DIRECTIONS: Down to the last line of the listing, starting at the one with "What data populates", retype each line exactly. Do not copy the pictures.

--------------------------------------------------

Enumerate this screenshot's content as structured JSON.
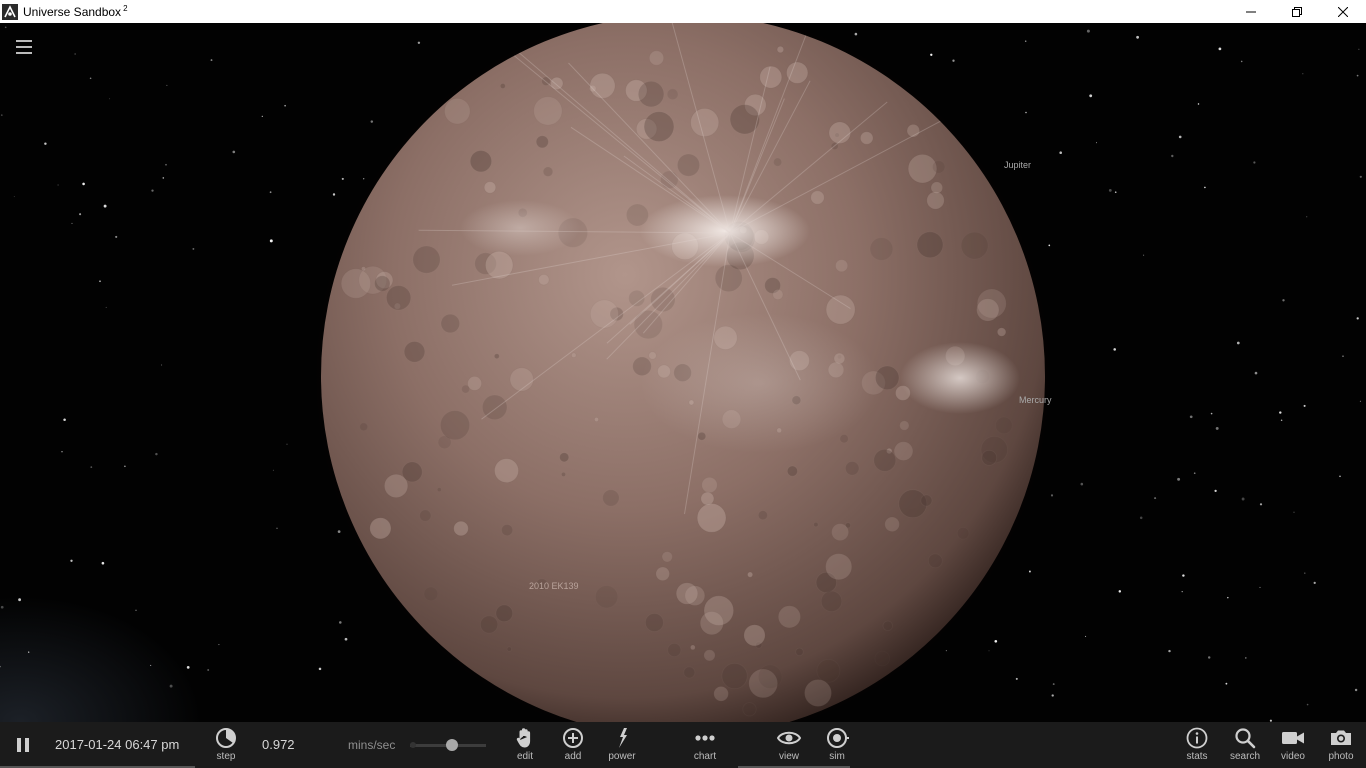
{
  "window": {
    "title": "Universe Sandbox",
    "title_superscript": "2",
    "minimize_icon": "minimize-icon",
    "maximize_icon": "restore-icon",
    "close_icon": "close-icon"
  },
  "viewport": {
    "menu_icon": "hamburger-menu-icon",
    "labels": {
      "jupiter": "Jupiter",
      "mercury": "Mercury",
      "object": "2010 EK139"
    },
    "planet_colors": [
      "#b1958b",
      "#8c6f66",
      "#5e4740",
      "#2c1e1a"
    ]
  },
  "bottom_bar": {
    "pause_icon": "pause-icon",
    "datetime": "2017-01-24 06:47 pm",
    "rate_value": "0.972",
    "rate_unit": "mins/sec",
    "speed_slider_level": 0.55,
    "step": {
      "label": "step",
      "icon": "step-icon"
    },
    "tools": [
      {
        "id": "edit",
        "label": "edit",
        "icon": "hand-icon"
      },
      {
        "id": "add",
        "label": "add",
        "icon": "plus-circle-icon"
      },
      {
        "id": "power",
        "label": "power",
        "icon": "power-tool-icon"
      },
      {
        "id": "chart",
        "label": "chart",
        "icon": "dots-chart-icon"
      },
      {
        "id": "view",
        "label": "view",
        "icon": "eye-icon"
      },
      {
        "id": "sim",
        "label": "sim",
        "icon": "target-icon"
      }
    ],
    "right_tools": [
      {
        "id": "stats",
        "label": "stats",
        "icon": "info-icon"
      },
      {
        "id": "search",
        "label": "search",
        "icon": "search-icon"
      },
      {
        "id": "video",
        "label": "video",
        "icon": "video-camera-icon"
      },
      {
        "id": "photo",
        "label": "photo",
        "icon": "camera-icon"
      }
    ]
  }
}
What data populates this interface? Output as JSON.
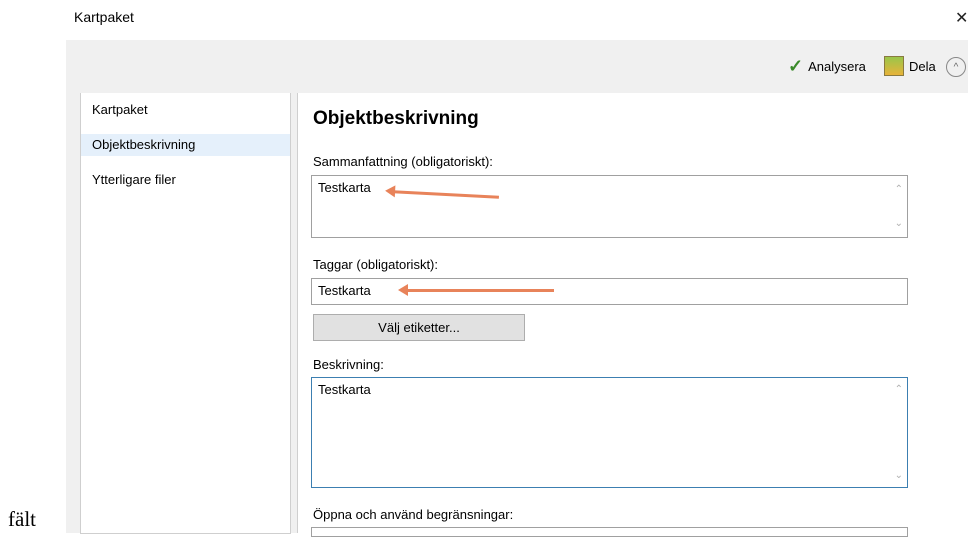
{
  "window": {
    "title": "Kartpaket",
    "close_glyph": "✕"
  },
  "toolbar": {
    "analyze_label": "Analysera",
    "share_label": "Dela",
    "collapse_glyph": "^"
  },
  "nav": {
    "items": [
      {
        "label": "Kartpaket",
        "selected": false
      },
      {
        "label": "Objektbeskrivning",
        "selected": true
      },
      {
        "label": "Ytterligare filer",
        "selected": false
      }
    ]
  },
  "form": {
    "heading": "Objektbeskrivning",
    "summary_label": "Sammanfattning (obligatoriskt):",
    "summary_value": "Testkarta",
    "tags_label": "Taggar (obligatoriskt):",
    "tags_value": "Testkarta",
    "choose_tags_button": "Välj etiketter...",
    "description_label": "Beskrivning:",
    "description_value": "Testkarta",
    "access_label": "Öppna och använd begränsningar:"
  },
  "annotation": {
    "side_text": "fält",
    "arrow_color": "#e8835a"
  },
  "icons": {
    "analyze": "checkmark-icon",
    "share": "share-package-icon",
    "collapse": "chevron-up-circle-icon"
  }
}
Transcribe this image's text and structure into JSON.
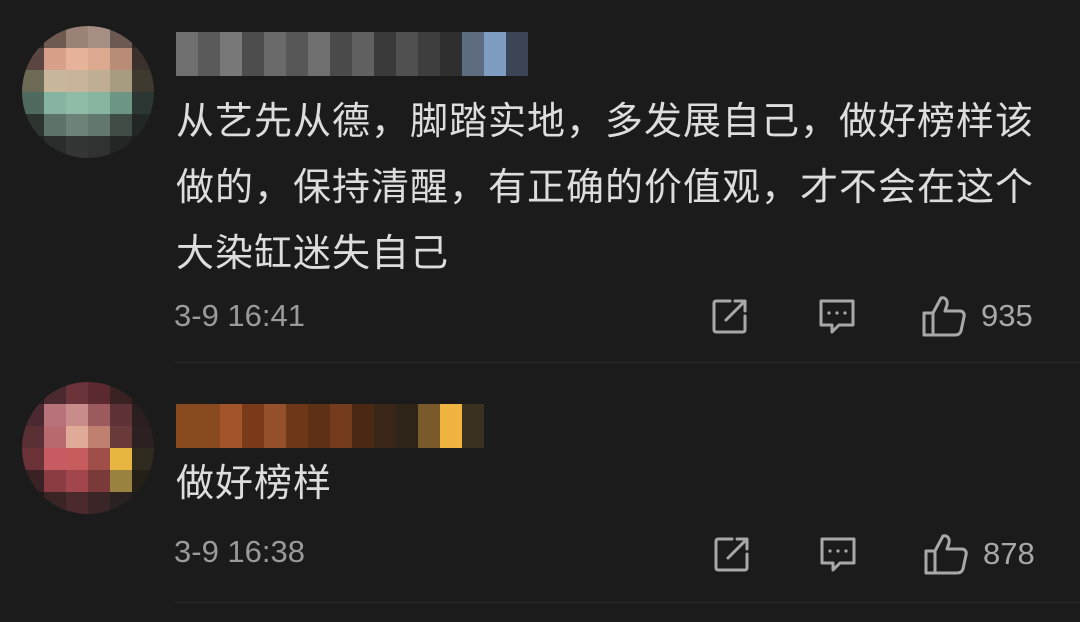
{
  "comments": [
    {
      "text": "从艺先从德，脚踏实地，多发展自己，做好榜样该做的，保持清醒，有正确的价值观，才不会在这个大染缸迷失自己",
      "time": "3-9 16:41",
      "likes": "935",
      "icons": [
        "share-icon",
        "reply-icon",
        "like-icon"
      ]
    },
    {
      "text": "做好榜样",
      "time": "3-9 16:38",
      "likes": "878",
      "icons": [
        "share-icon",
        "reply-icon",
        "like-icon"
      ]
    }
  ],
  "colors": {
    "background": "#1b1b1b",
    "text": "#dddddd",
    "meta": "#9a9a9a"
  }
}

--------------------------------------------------

EXPECTED OUTPUT:
What data populates this interface? Output as JSON.
{
  "window": {
    "title": "Kartpaket",
    "close_glyph": "✕"
  },
  "toolbar": {
    "analyze_label": "Analysera",
    "share_label": "Dela",
    "collapse_glyph": "^"
  },
  "nav": {
    "items": [
      {
        "label": "Kartpaket",
        "selected": false
      },
      {
        "label": "Objektbeskrivning",
        "selected": true
      },
      {
        "label": "Ytterligare filer",
        "selected": false
      }
    ]
  },
  "form": {
    "heading": "Objektbeskrivning",
    "summary_label": "Sammanfattning (obligatoriskt):",
    "summary_value": "Testkarta",
    "tags_label": "Taggar (obligatoriskt):",
    "tags_value": "Testkarta",
    "choose_tags_button": "Välj etiketter...",
    "description_label": "Beskrivning:",
    "description_value": "Testkarta",
    "access_label": "Öppna och använd begränsningar:"
  },
  "annotation": {
    "side_text": "fält",
    "arrow_color": "#e8835a"
  },
  "icons": {
    "analyze": "checkmark-icon",
    "share": "share-package-icon",
    "collapse": "chevron-up-circle-icon"
  }
}
Transcribe this image's text and structure into JSON.
{
  "comments": [
    {
      "text": "从艺先从德，脚踏实地，多发展自己，做好榜样该做的，保持清醒，有正确的价值观，才不会在这个大染缸迷失自己",
      "time": "3-9 16:41",
      "likes": "935",
      "icons": [
        "share-icon",
        "reply-icon",
        "like-icon"
      ]
    },
    {
      "text": "做好榜样",
      "time": "3-9 16:38",
      "likes": "878",
      "icons": [
        "share-icon",
        "reply-icon",
        "like-icon"
      ]
    }
  ],
  "colors": {
    "background": "#1b1b1b",
    "text": "#dddddd",
    "meta": "#9a9a9a"
  }
}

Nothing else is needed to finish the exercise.